=== What the task requires ===
Nothing but the line holding "Transcribe this image's" and the lines after it, through the end of the records, should be set down, each exactly as it is.

[Excerpts from an interface dataset]
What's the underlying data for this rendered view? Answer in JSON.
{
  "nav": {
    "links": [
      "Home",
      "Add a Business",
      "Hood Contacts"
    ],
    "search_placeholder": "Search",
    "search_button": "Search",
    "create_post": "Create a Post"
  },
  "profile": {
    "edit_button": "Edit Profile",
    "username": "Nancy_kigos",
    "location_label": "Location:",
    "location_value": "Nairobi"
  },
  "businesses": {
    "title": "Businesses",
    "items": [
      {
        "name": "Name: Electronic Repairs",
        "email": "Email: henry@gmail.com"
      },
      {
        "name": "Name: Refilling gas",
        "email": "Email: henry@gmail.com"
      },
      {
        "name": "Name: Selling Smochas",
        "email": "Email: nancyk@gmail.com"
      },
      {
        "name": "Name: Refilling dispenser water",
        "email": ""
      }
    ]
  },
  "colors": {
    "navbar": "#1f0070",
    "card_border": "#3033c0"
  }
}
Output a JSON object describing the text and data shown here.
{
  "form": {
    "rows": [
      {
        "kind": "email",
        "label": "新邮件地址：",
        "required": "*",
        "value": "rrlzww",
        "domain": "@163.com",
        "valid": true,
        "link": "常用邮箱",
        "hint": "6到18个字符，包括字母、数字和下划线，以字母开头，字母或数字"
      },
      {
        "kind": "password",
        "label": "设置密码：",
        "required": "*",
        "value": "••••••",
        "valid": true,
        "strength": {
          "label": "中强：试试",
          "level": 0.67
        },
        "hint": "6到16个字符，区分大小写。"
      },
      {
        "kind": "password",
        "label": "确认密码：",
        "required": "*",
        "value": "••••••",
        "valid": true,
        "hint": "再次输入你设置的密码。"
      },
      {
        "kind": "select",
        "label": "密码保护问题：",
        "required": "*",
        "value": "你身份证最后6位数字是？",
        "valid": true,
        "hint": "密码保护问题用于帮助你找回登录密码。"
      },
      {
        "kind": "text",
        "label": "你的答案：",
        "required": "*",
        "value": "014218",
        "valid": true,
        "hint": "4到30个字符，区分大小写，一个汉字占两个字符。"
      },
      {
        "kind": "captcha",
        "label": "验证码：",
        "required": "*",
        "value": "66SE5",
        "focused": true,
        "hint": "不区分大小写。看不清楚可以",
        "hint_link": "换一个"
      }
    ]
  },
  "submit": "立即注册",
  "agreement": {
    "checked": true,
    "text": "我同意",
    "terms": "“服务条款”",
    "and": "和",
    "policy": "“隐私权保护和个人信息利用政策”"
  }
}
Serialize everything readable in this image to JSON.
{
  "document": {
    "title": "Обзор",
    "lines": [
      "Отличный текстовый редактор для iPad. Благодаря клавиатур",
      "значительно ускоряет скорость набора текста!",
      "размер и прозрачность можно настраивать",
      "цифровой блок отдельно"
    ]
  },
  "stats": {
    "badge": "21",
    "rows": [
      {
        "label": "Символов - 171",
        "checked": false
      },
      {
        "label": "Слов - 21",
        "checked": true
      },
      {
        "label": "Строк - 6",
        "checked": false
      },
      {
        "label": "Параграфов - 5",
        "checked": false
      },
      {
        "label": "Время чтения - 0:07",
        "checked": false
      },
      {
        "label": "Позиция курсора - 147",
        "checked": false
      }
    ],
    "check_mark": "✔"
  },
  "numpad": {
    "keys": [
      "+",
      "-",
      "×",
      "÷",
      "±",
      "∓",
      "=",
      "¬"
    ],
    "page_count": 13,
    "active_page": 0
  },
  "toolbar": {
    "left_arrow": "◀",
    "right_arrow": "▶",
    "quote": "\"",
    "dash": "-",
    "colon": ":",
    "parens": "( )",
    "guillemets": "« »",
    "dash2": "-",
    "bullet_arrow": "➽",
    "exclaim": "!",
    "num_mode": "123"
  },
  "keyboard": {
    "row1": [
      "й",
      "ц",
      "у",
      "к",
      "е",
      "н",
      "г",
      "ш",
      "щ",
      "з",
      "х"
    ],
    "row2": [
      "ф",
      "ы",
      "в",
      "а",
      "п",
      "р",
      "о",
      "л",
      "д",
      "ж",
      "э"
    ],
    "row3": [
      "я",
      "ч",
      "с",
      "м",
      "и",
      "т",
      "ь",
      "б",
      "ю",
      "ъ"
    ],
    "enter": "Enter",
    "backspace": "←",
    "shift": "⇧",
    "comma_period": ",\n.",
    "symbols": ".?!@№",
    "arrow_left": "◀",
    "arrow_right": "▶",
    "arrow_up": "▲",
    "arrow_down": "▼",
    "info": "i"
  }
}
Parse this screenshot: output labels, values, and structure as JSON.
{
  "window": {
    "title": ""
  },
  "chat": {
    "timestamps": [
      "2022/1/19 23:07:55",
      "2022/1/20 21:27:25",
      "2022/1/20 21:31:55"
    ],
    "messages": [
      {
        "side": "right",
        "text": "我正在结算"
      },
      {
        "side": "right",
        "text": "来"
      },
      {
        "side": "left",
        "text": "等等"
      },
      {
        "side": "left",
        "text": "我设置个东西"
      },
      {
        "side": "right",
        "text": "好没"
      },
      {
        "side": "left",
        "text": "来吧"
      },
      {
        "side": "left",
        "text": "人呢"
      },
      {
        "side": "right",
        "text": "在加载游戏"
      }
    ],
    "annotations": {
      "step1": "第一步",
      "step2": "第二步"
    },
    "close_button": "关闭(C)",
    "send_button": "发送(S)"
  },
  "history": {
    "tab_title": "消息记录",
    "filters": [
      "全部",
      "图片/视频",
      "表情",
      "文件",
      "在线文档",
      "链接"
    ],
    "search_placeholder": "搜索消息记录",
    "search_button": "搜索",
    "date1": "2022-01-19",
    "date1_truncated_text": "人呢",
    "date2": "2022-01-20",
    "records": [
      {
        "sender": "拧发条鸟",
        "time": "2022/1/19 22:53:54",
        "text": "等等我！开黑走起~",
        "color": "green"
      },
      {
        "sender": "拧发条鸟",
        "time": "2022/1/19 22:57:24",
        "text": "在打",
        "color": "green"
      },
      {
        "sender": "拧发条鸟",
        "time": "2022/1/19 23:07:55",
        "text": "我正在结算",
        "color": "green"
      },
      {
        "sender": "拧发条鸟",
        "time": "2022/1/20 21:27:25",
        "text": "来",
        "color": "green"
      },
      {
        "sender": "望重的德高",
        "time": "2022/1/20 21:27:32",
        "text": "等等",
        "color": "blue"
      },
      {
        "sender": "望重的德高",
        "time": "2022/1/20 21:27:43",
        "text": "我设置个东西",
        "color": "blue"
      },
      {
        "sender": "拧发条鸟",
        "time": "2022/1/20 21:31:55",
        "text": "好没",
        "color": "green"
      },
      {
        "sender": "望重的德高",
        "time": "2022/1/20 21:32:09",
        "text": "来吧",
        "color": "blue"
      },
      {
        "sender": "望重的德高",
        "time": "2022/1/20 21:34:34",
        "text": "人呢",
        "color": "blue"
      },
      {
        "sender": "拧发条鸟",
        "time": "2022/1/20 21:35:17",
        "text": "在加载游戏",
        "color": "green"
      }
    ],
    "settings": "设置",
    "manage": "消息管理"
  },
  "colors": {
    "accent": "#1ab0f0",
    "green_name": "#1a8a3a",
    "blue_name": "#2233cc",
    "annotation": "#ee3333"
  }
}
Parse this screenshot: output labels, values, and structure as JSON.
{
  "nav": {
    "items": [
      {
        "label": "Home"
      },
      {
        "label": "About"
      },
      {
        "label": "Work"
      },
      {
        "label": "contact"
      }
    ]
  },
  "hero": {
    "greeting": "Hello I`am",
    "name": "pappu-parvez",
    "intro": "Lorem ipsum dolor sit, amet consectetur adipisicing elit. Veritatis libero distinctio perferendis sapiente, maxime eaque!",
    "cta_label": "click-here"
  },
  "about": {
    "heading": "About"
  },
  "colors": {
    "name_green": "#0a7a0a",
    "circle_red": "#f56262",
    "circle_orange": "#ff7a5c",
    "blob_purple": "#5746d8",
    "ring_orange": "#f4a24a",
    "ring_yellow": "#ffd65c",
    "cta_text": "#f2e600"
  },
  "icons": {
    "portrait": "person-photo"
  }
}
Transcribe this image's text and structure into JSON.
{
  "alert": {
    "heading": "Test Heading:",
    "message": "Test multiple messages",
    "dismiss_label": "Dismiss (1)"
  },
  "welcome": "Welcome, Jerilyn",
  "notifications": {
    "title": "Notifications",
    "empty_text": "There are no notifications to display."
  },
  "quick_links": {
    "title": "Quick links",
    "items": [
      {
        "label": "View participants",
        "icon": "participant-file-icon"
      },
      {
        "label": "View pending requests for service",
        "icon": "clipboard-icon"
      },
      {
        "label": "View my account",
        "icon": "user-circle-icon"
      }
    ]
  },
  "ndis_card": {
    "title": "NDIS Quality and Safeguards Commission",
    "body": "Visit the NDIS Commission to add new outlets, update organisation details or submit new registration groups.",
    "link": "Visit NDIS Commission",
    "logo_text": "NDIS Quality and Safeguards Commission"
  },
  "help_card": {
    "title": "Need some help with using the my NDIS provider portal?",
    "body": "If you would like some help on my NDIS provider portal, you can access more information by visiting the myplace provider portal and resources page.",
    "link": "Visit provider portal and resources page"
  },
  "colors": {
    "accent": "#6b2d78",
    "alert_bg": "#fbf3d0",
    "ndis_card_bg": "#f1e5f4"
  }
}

=== Answer space ===
Transcribe this image's text and structure into JSON.
{
  "alert": {
    "heading": "Test Heading:",
    "message": "Test multiple messages",
    "dismiss_label": "Dismiss (1)"
  },
  "welcome": "Welcome, Jerilyn",
  "notifications": {
    "title": "Notifications",
    "empty_text": "There are no notifications to display."
  },
  "quick_links": {
    "title": "Quick links",
    "items": [
      {
        "label": "View participants",
        "icon": "participant-file-icon"
      },
      {
        "label": "View pending requests for service",
        "icon": "clipboard-icon"
      },
      {
        "label": "View my account",
        "icon": "user-circle-icon"
      }
    ]
  },
  "ndis_card": {
    "title": "NDIS Quality and Safeguards Commission",
    "body": "Visit the NDIS Commission to add new outlets, update organisation details or submit new registration groups.",
    "link": "Visit NDIS Commission",
    "logo_text": "NDIS Quality and Safeguards Commission"
  },
  "help_card": {
    "title": "Need some help with using the my NDIS provider portal?",
    "body": "If you would like some help on my NDIS provider portal, you can access more information by visiting the myplace provider portal and resources page.",
    "link": "Visit provider portal and resources page"
  },
  "colors": {
    "accent": "#6b2d78",
    "alert_bg": "#fbf3d0",
    "ndis_card_bg": "#f1e5f4"
  }
}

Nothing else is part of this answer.